Statin medications are known to cause muscle aches and fatigue in some people. Here’s what to do if you develop muscle discomfort while on a statin.
Statin medications have revolutionized the treatment of high cholesterol. Not only are they effective at lowering cholesterol levels, but they also appear to have other health related benefits. Preliminary studies show that statin medications can reduce the risk of heart attack, stroke, cataracts and even cancer. Although statins have their benefits, taking statin medications is not without side effects. One of the most frequent and bothersome effects of taking these medications are statin muscle aches.
How common are statin muscle aches? The drug company literature for statins suggests that only about two percent of people suffer muscle discomfort while on statin medications. The medical community has a different story. Most doctors report a significantly higher incidence of muscle problems in people taking statin drugs with the incidence being closer to ten to twenty percent. Up to thirty percent of people experience some degree of mild muscle discomfort.
Statin muscle aches are usually more common when statin medications are first started and may improve over time. They can be so mild that some people attribute them to “old age” and fail to see the association between their medication and the symptoms. In other cases, the muscle discomfort can be severe enough to interfere with normal activities. There may be difficulty going up and down stairs and the legs may tire out with minimal exertion. The symptoms usually completely resolve when the statin medication is stopped. In some cases, statin muscle aches can develop even after a person has been on a statin for a long period of time without experiencing any problems.
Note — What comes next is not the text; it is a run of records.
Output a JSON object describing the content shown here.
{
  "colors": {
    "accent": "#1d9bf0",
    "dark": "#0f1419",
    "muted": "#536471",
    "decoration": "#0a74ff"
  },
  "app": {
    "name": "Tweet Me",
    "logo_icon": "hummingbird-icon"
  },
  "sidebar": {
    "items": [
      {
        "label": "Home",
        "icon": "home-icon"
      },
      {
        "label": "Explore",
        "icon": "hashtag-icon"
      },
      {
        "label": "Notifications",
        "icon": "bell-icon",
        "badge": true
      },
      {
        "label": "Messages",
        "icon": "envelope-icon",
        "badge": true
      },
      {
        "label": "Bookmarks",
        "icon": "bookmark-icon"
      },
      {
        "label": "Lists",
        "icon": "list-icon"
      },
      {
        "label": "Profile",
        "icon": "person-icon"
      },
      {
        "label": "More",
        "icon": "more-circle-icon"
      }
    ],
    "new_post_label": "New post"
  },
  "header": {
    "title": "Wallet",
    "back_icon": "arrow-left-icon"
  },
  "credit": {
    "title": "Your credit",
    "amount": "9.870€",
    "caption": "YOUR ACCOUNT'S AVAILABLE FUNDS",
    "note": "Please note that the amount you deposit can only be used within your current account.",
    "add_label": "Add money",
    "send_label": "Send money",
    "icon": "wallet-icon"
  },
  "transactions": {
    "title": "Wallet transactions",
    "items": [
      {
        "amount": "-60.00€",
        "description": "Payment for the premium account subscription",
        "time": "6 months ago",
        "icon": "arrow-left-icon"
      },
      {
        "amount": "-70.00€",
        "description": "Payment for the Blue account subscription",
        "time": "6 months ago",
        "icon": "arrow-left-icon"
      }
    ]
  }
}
In most cases, statin muscle aches are uncomfortable but aren’t life threatening. Very rarely, statin muscle pain can indicate a more serious muscle condition called rhabdomyolysis. Rhabdomyolysis is inflammation of the muscle that can lead to muscle breakdown and damage to the kidneys and liver. This usually occurs when higher doses of statins are prescribed or when statins are combined with other medications. Although this condition is rare, it requires immediate medical evaluation. The diagnosis can be made by doing a blood test to check for creatine kinase levels which are released from damaged muscle.
Should a person with statin muscle aches stay on the medication? If the muscle aches are severe, some doctors stop the medication to see if the symptoms resolve and then restart it at a lower dose. Another option is to change to another statin medication which may be better tolerated. There’s some evidence that taking the supplement coenzyme Q-10 can help with statin muscle aches. Statins are known to lower levels of coenzyme Q in the body, causing some doctors recommend them for people taking statin medications. There have been no large trials to confirm that they do lower the incidence of statin muscle aches. Although coenzyme q-10 supplements appear to be safe, they can be expensive.
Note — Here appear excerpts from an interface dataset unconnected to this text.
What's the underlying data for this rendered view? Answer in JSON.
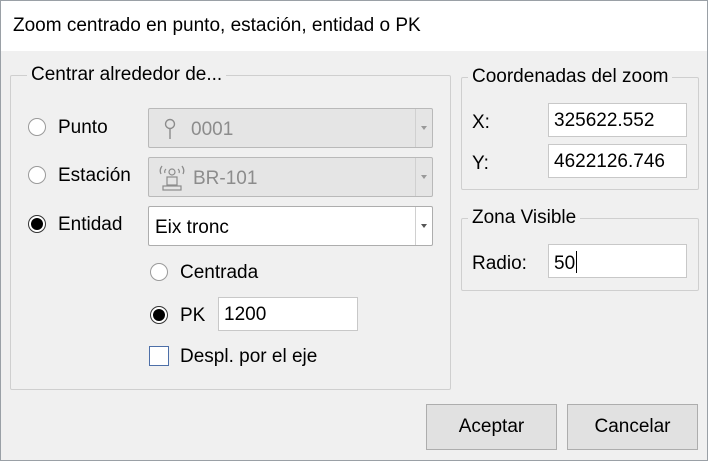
{
  "window": {
    "title": "Zoom centrado en punto, estación, entidad o PK"
  },
  "center_group": {
    "legend": "Centrar alrededor de...",
    "options": [
      {
        "label": "Punto",
        "selected": false,
        "value": "0001",
        "icon": "pin-icon"
      },
      {
        "label": "Estación",
        "selected": false,
        "value": "BR-101",
        "icon": "station-icon"
      },
      {
        "label": "Entidad",
        "selected": true,
        "value": "Eix tronc"
      }
    ],
    "entity_options": {
      "centered_label": "Centrada",
      "centered_selected": false,
      "pk_label": "PK",
      "pk_selected": true,
      "pk_value": "1200",
      "offset_label": "Despl. por el eje",
      "offset_checked": false
    }
  },
  "coords_group": {
    "legend": "Coordenadas del zoom",
    "x_label": "X:",
    "x_value": "325622.552",
    "y_label": "Y:",
    "y_value": "4622126.746"
  },
  "visible_group": {
    "legend": "Zona Visible",
    "radius_label": "Radio:",
    "radius_value": "50"
  },
  "buttons": {
    "accept": "Aceptar",
    "cancel": "Cancelar"
  },
  "colors": {
    "checkbox_border": "#4d6fa8",
    "disabled_combo": "#e5e5e5"
  }
}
The bottom line? Although it may be tempting to stop statins when muscle aches develop, this shouldn’t be done without weighing the benefits and risks. Statins are quite effective at lowering cholesterol levels and for some people with very high cholesterol counts, getting cholesterol levels down and reducing the risk of heart attack or stroke may be a priority. Switching to a different statin medication or a different class of cholesterol lowering drugs may be an option in some cases. The most important thing is to get medical counseling both to rule out more serious problems such as rhabdomylosis and to discuss other treatment options if statin muscle aches persist.